Given this compulsion, Paul doesnt see his preaching as merit. Verse 17 If I preach voluntarily, I have a reward; if not voluntarily, I am simply discharging the trust committed to me. If Paul was doing this out of his own human initiative, somebody ought to give him a Nobel prize. There ought to be a great reward for someone who will so deny his rights and serve a cause. But Paul isnt looking for that. He sees himself in the words of the New American Standard as someone who has a stewardship entrusted to him.

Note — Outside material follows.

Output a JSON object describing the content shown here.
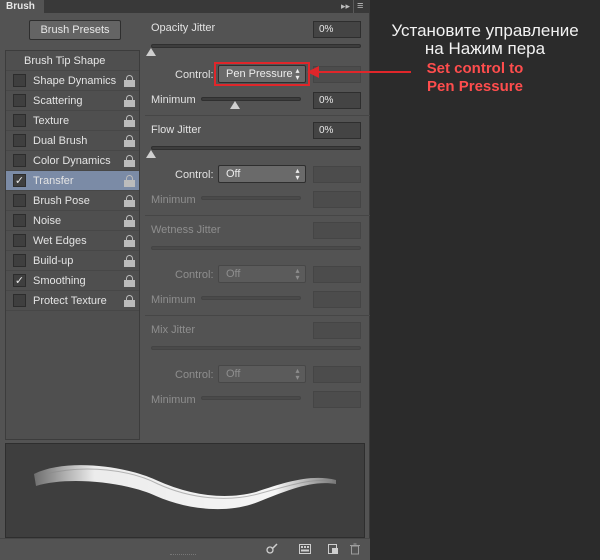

The steward, of course, was the slave whom the master had put in charge of his household affairs. It was a position of responsibility but also one of service, focused on what the master desired. Paul is saying Ive got to preach. Ive got to minister. Having my rights stepped on doesnt matter. A reward isnt appropriate. Ive taken on the role of a servant, and serving is my reward. Verse 18: What then is my reward? Just this: that in preaching the gospel I may offer it free of charge, and so not make use of my rights in preaching it. Paul had to preach, but he didnt have to preach without charge. And he didnt just see doing it as good strategy, though it probably was. But this free service was his boast and his reward: his pay is to serve without pay! His position gave him rights, but the freedom not to use them is the one right he will not forgo. As one commentator put it: Because the Corinthians had become so obsessed with rights, they found it almost impossible to believe that Paul could be inwardly driven purely by his love for Jesus and his passion for the gospel. They would have reckoned it the ultimate disaster if they had all their supposed rights stripped from them. For Paul, on the other hand, it would have been the ultimate catastrophe if he had been compelled to stop preaching the gospel.
So we each have to ask ourselves where am I in this? Am I now mature enough in life and in ministry to see myself as a servant and to give up my rights. Let me give you a very simple application - well do the hard stuff next week. The very simple application is this: next time you are irritated ask yourself what right do I think I have that feels like it is being violated? Is it the right to a little time to myself, the right to a little help around here, the right to make a few decisions on my own, the right to have things work out the way I planned What right do you feel is being violated? And are you willing to give up that right and thus give up the irritation and serve? Its not about rights - its about serving.